- **AIM OF THE TASK**:
What lines in the data hold the string "true"? Show them.

━━━━━━━━

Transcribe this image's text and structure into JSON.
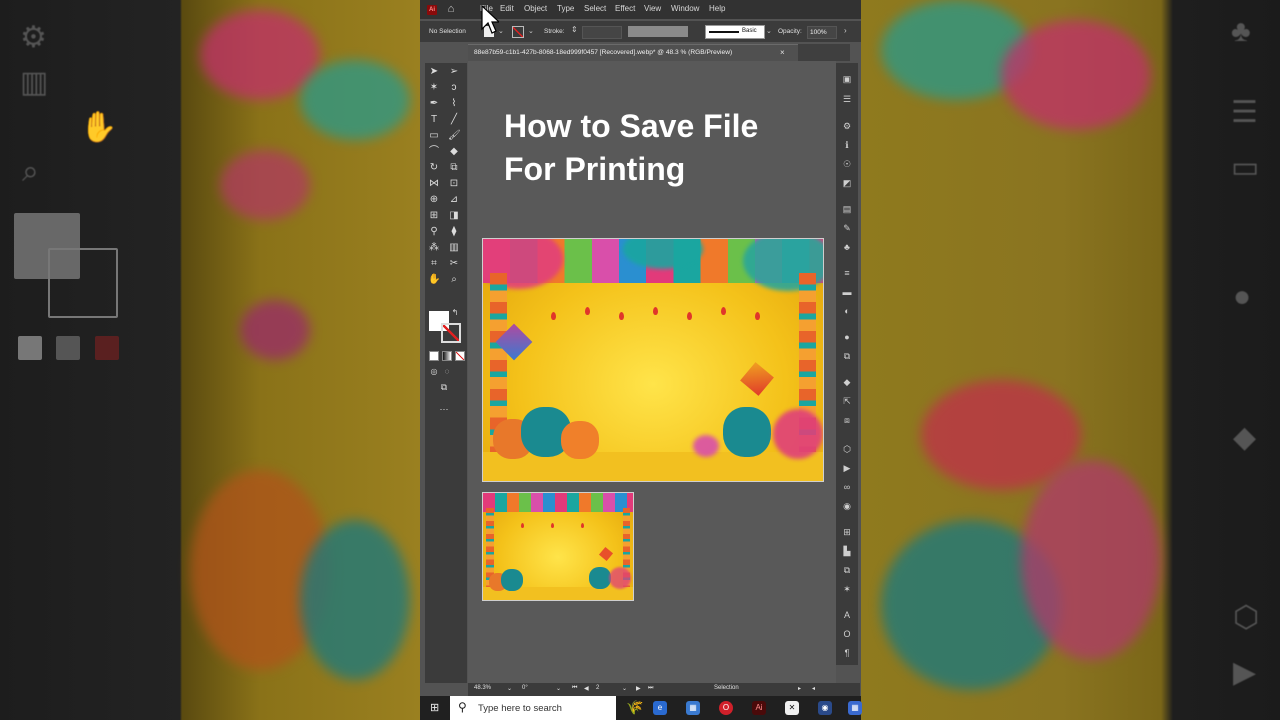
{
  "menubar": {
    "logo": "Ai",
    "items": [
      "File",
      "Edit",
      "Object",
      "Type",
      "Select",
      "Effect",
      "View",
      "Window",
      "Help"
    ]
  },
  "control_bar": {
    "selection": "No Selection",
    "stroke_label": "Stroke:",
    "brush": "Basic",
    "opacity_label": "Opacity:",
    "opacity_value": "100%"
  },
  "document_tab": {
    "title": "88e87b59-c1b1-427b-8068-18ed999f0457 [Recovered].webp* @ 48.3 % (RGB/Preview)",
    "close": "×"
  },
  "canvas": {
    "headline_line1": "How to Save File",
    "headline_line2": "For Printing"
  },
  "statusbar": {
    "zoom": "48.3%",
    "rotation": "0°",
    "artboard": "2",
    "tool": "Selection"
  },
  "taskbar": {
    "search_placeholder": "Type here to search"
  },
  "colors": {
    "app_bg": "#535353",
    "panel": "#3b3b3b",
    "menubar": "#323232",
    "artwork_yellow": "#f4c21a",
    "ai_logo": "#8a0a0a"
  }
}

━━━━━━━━

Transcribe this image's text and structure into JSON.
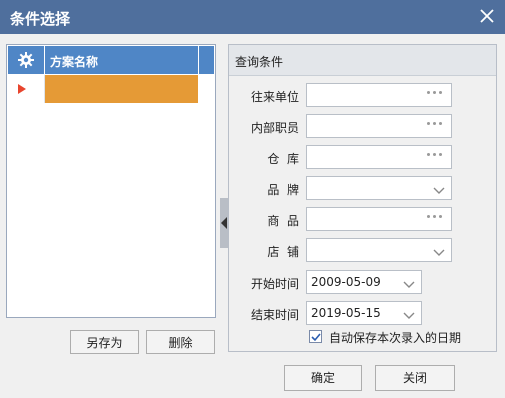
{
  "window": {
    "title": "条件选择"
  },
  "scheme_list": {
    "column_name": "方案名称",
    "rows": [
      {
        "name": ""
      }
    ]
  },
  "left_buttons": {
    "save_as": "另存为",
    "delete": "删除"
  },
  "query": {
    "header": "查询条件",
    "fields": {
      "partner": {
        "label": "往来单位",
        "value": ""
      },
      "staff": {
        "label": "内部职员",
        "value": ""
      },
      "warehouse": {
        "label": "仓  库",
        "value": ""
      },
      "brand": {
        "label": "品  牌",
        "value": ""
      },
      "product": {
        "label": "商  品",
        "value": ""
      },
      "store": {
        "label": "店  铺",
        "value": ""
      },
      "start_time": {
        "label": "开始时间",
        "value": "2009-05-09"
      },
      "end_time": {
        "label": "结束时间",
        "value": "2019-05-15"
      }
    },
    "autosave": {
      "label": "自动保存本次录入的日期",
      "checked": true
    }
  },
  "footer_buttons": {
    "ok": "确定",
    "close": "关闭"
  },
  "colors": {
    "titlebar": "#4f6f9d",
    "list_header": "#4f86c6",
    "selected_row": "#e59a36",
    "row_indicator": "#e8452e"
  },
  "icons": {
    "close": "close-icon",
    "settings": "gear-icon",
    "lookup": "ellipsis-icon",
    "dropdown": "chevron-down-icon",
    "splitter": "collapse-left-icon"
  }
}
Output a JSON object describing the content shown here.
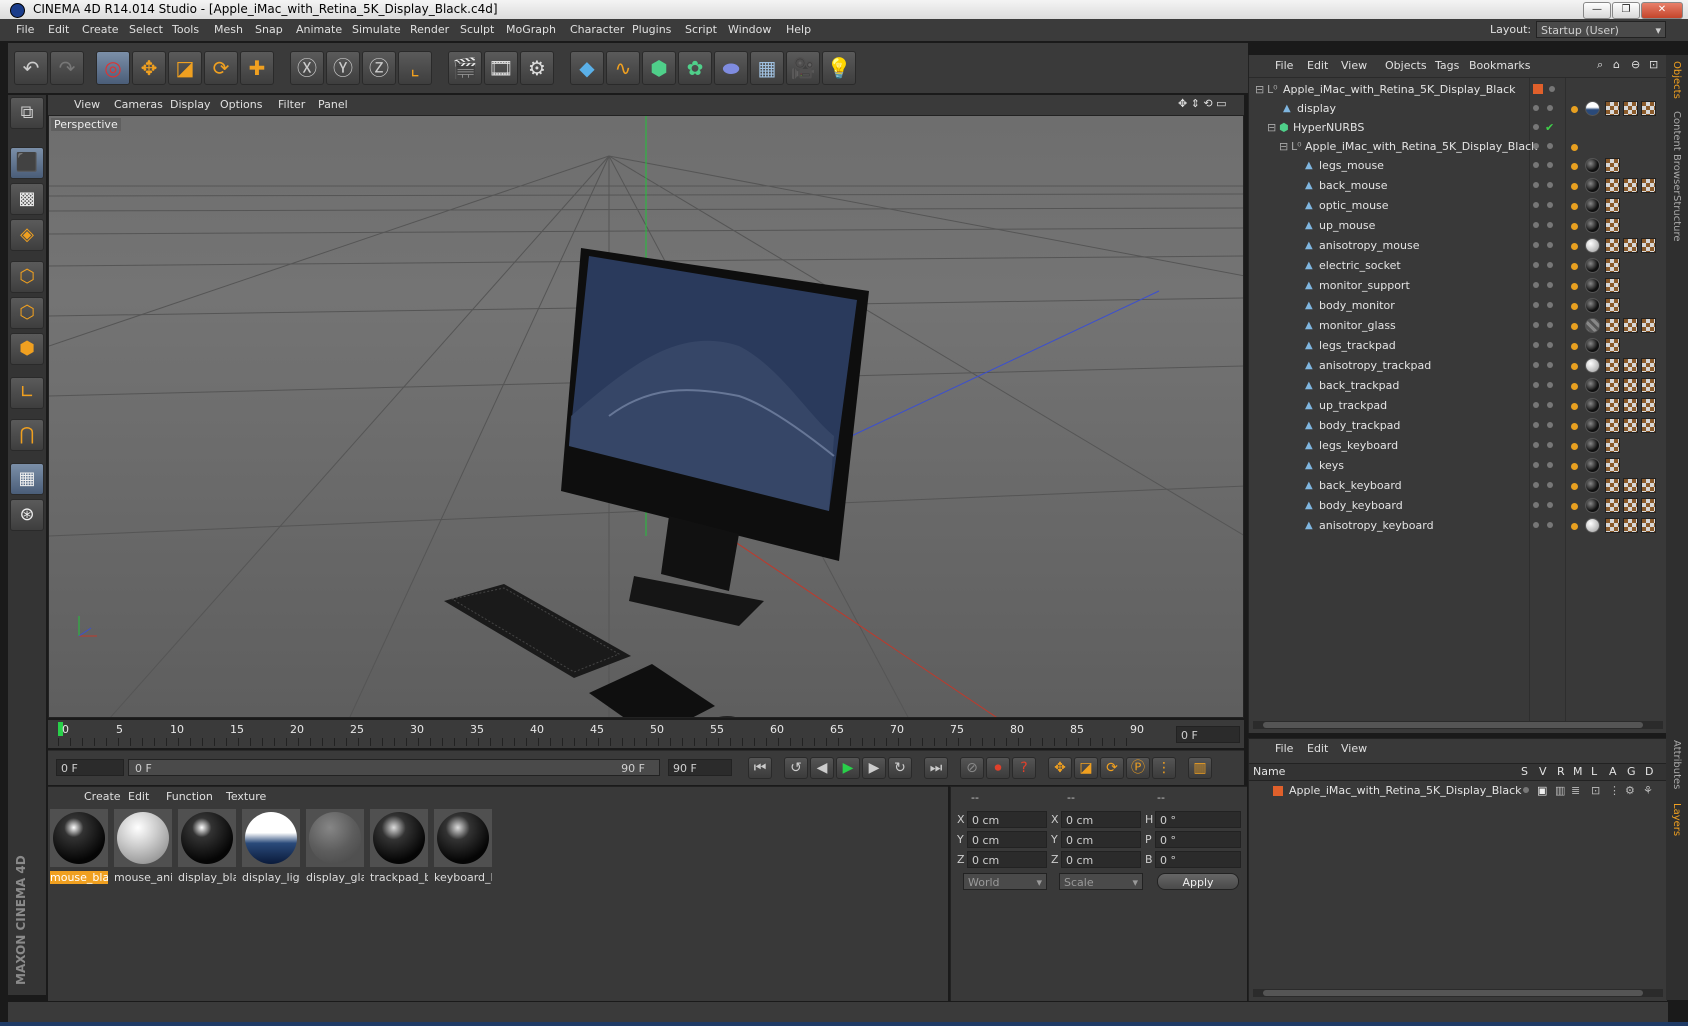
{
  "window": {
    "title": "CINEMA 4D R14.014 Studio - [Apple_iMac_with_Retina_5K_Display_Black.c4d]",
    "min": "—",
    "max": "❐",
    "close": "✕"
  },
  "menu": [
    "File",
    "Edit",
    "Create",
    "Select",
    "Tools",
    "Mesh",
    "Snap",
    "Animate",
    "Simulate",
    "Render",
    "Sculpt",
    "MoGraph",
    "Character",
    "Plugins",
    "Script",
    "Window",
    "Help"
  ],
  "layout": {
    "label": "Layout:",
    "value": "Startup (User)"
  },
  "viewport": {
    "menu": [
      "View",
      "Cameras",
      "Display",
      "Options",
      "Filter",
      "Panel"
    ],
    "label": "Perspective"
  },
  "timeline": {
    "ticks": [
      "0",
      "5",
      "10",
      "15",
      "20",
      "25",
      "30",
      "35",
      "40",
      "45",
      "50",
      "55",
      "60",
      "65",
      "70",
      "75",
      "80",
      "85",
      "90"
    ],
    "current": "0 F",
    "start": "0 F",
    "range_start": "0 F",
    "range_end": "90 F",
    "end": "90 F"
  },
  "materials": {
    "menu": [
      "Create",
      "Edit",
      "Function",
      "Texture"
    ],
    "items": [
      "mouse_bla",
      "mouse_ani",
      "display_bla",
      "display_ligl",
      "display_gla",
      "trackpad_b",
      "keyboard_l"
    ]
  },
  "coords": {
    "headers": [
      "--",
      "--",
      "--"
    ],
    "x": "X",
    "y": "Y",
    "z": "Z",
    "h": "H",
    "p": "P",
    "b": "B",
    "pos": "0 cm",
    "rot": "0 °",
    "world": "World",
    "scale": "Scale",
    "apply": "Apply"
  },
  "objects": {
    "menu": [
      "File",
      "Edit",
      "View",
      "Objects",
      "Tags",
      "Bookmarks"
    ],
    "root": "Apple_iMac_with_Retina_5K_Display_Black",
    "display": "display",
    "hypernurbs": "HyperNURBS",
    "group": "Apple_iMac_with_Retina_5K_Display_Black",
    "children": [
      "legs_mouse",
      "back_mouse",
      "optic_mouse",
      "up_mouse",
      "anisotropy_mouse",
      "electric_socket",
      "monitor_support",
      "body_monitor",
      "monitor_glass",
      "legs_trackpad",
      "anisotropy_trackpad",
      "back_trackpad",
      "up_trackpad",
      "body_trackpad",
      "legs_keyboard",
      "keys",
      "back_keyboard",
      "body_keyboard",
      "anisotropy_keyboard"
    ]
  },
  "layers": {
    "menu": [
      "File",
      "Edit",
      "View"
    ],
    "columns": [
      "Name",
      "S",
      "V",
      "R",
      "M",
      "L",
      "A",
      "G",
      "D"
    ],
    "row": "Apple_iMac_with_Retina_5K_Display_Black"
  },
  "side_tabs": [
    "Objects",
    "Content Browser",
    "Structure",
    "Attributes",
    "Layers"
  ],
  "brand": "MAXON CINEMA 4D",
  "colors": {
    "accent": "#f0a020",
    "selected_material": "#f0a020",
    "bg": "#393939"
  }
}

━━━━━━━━

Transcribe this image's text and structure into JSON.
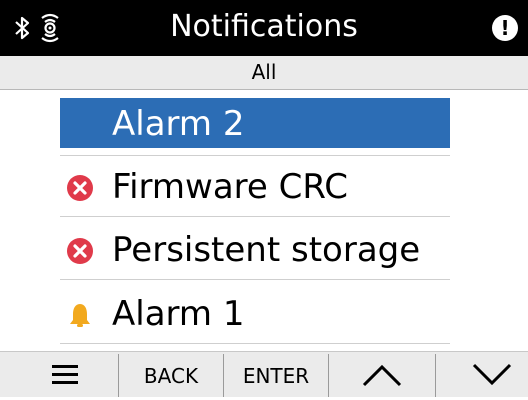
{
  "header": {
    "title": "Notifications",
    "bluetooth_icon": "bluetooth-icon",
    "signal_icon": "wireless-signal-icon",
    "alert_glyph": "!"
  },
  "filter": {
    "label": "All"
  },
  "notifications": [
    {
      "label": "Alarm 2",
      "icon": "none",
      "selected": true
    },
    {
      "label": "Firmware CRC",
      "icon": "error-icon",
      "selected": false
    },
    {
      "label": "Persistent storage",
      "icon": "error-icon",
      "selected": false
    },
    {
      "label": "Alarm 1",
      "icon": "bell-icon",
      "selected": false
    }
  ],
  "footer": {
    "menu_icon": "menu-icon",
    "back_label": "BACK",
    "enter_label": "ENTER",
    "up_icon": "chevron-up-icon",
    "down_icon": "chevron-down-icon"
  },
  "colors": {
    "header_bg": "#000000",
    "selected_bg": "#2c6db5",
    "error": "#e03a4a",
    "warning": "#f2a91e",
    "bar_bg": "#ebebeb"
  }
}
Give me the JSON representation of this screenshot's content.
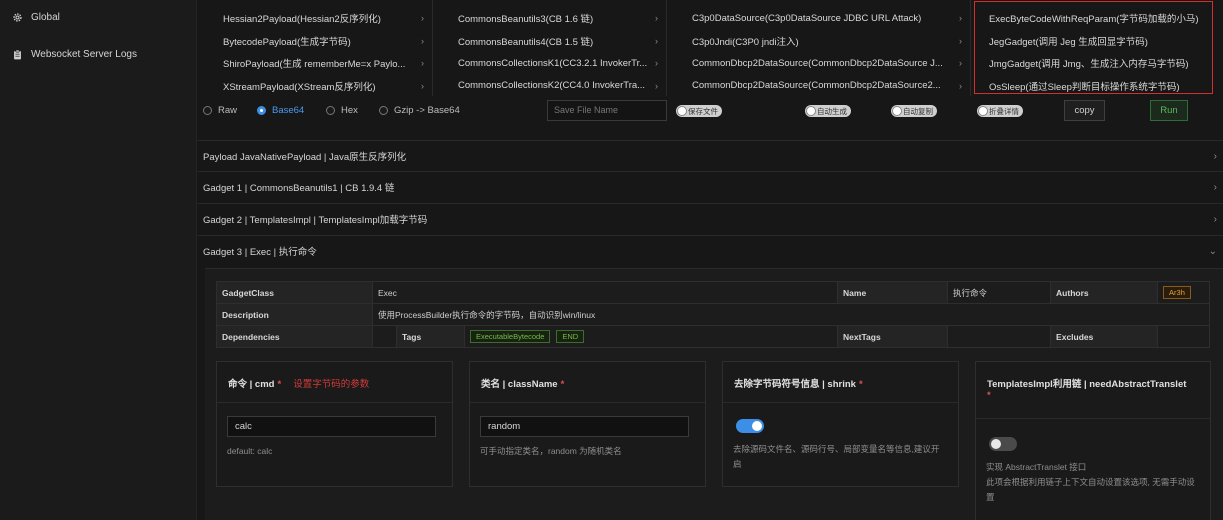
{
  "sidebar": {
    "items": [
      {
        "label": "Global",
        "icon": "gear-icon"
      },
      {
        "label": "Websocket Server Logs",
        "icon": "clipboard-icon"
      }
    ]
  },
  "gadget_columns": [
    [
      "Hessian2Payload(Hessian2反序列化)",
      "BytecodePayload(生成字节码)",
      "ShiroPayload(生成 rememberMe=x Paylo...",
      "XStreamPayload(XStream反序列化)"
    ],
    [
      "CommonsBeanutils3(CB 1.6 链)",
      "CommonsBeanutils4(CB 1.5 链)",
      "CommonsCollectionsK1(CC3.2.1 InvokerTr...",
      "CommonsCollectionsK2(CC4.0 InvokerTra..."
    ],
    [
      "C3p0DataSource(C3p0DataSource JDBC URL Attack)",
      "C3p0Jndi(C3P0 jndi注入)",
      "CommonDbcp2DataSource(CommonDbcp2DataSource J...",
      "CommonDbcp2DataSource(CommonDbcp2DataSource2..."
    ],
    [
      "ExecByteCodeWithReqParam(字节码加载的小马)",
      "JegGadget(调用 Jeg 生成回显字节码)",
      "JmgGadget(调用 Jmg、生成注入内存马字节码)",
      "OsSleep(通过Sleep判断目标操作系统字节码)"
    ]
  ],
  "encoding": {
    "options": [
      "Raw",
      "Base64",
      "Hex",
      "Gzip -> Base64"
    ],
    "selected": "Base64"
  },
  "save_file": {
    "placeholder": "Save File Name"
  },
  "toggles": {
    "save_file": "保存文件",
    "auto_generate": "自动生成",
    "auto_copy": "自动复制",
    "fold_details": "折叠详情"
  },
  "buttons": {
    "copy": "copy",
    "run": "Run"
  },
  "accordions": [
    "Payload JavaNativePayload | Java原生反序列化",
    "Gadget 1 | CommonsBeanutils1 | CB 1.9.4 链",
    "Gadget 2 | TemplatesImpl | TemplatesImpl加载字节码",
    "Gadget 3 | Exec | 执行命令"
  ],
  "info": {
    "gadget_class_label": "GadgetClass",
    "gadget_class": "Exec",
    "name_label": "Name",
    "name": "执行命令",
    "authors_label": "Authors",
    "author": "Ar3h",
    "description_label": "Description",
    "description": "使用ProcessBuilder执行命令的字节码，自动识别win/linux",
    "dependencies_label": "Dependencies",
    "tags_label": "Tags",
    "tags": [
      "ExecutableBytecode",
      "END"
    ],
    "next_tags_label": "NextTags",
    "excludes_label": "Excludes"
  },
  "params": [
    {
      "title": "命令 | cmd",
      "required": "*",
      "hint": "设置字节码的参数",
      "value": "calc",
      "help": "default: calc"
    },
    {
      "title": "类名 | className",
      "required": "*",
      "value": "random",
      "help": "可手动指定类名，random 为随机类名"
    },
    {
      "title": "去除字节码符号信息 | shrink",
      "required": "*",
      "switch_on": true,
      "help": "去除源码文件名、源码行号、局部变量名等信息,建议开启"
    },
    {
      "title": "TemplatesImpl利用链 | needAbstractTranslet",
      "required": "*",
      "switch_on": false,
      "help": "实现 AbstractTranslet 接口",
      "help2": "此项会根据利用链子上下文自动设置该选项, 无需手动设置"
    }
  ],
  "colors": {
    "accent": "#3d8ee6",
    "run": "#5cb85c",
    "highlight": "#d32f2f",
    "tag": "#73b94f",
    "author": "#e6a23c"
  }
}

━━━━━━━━

- **EXERCISE OUTPUT**:
      "checked": true
      "selected": true
      "switch_on": true,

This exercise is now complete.